During the past four years, People magazine has published its “50 Companies that Care” list. This year Publix, a food and pharmacy chain, took the top spot. Although it is a large company, Publix’s business philosophy is shared by many entrepreneurs who successfully operate small businesses in their local communities. Todd Jones, Publix CEO, says, “When the first Publix store opened 90 years ago, our founder, George Jenkins, instilled a set of values that still guides us today. Our philosophy has always been to respect our associates’ dignity, treat our customers like royalty, and give back to our communities.”
Companies that behave selflessly during the economic and social crisis created due to the Coronavirus reflect the qualities consumers will expect from businesses they plan to support in the future. Consumers place a high value on truth and integrity. They will reward those good corporate stewards who are willing to use their resources to better our society.
Companies should be aware of the real fear consumers have about the virus. Businesses need to show they are doing everything possible in terms of service and convenience to make life easier for shoppers.
Consumers are Watching their Wallets
Consumers are more cautious about how and where they spend money. Although the nation continues to rebound, no one has forgotten how the supply chain’s disruption led to a shortage of food and essentials. Unemployment figures are lower than a month ago. Yet, many consumers continue to watch their spending because they are uncertain about their financial situations. This slow-down in spending has directly impacted the profitability of both large and small businesses. Changes in consumer buying behavior can be attributed to several factors:
- Fears related to health
- Financial instability and job security
- Diminished quality of life
- Renewed optimism after social isolation
Fears Related to Health
As of September, more than 6.5 million people in the U.S have been infected with the Coronavirus—resulting in 193,000 deaths. In an attempt to slow down the spread, every state has limited large gatherings and encouraged people to work from home. Due to these unprecedented measures, many large retailers and small businesses face an uphill climb to keep their heads above water. However, those businesses that sell groceries, household items, and in-home entertainment are thriving. Sales of packaged goods have increased by 9.5 percent.

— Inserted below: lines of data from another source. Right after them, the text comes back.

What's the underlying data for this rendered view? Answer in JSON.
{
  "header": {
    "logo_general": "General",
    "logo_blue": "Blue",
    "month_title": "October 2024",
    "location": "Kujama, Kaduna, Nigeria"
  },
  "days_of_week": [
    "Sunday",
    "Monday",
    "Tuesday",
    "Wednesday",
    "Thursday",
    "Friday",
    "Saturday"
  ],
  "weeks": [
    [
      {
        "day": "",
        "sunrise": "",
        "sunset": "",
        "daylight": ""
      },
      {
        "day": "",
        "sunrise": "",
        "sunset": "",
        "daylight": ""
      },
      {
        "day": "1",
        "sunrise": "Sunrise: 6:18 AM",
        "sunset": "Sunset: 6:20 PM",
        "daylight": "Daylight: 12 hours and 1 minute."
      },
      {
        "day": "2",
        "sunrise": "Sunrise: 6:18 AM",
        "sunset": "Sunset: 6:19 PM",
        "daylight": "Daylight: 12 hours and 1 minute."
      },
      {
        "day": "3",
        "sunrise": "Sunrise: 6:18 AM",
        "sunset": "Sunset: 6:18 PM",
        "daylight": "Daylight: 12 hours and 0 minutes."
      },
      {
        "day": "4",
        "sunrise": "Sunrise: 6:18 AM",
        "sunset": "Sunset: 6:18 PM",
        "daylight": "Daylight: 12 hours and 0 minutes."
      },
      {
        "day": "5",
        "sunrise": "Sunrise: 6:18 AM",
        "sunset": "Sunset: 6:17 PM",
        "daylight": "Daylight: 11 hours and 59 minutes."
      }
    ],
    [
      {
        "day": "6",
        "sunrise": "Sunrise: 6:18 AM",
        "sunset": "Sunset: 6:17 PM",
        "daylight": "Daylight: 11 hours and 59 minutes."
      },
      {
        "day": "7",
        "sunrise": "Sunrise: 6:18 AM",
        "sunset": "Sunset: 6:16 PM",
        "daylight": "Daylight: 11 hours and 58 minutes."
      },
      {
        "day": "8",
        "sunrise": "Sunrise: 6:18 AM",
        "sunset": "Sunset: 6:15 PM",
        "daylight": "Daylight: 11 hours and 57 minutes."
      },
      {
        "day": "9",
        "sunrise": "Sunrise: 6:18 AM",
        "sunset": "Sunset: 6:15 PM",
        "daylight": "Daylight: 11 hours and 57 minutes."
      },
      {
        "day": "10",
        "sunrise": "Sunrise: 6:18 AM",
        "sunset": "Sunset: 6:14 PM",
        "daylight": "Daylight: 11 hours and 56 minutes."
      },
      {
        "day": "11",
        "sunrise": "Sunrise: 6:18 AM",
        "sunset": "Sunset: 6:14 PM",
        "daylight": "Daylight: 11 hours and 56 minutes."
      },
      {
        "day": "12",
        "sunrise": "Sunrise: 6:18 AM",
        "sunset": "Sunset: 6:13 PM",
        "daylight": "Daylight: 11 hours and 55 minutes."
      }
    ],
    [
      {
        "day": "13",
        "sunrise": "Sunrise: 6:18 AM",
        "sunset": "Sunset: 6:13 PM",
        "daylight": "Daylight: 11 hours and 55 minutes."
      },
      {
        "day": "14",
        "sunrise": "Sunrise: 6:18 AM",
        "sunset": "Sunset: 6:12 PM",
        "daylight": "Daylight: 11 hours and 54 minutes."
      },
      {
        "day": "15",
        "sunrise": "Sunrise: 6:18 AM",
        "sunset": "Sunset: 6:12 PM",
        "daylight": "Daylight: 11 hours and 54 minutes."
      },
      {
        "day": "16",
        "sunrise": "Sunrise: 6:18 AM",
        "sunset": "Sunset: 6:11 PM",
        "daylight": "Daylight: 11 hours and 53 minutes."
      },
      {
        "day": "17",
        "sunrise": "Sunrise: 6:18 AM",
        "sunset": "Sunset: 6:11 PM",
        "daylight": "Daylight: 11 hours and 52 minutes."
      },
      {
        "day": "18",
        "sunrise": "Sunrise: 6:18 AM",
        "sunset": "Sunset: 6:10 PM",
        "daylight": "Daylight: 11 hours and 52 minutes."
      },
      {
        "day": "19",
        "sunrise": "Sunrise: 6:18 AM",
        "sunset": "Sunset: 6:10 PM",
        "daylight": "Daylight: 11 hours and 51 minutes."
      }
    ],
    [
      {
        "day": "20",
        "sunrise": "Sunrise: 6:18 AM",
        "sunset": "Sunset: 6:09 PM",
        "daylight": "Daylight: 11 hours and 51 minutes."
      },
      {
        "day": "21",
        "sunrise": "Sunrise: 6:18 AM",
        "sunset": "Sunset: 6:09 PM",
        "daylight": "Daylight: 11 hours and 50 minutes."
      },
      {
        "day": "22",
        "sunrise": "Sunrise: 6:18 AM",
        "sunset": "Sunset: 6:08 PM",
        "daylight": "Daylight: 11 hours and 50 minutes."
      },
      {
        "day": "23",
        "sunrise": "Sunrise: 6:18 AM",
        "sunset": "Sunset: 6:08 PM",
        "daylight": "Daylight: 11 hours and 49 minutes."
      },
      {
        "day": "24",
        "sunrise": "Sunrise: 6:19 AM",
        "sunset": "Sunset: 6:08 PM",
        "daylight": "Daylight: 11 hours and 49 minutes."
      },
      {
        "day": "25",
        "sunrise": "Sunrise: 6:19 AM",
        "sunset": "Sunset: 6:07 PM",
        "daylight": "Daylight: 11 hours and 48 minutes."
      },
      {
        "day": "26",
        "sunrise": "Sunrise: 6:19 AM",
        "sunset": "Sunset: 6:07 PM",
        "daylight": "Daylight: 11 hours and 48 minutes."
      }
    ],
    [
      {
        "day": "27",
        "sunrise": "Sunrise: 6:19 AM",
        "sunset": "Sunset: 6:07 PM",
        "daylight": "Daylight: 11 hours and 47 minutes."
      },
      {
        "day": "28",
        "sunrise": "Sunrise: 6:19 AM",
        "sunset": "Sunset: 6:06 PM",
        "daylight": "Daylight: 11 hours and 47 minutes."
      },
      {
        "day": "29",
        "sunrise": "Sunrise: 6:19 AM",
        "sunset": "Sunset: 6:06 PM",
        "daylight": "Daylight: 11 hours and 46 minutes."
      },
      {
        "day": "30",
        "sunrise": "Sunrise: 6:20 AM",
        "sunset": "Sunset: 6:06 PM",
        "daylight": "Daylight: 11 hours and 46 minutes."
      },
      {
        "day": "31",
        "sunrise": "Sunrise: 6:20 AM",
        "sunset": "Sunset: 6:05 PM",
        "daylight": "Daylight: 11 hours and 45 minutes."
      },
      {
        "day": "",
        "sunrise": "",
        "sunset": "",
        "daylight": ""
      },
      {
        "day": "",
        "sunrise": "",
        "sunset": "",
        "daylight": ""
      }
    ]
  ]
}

Additionally, the demand for personal protection items such as masks, hand sanitizers, and cleaners consistently leaves many shelves empty.
COVID-19 has made the pursuit of health care products a way of life that has shifted how consumers spend. Although scientists predict there will be a vaccine for the virus by 2021, the fear of germs and maintaining good hygiene will be with us for a long time. Businesses should make it easy for customers to do business with them by making an effort to minimize their fears. There has been a dramatic increase in the number of consumers who want to buy-online-and-pick-up in-store (BOPIS) and buy-online-and-ship-to store (BOSS). Data generated by Adobe analytics indicates BOPIS orders increased 62 percent year over year from February to March.
Financial Instability and Job Security
The pandemic has put millions of Americans out of work and given those who still have jobs a growing sense of financial insecurity. Despite making gains, layoffs have remained at historically high levels for the past six months. According to the Bureau of Labor Statistics, August’s unemployment rate fell by 2.8 million people, leaving 13.6 million people seeking employment. Although employment is rising, the numbers fall short of the levels seen in February before the pandemic by 11.5 million, or 7.6 percent. Additionally, more recent evidence indicates that the job market is weakening after making gains through the spring and summer months. Hiring has slowed, and many workers believe their job loss will be permanent. 13.4 million people are currently seeking unemployment benefits, further evidence that new hiring is not offsetting job losses.
Based on the vital role hardware stores and home improvement centers play in providing merchandise to their community during a crisis, the government designates they are essential businesses. Many operations were in a financial position to retain current employees and add to staff after more people began to venture outdoors after the country shut down.
Diminished Quality of Life
If forecasts are correct, the recovery will be slow—possibly worse than the 2009 global recession. It’s predicted that many countries may recover by 2021, but the United States’ recovery will take longer. Government support and economic relief packages brought short-term relief, and many industries that affect our quality of life, such as airlines, hotels, travel, and tourism, continue to struggle. Now is the time for retailers to review the types of experiences they are offering customers and make adjustments based on the new reality of how people are living their lives.
Renewed Optimism After Social Isolation
After being isolated for so long, consumers will embrace new experiences. What worked in the past may not be enough to satisfy their craving for fresh retail experiences that are entertaining and convey a sense of optimism. Retailers who can help customers move beyond the gloom and doom that has dominated our lives in 2020 will make shoppers feel better. When consumers are in a good space emotionally, they spend more money. People are seeking ways to reconnect to those things that are comforting and familiar. Make your business the place where they want to shop by focusing on service, convenience, and supporting your community. Stay positive and make plans to come back strong in 2021.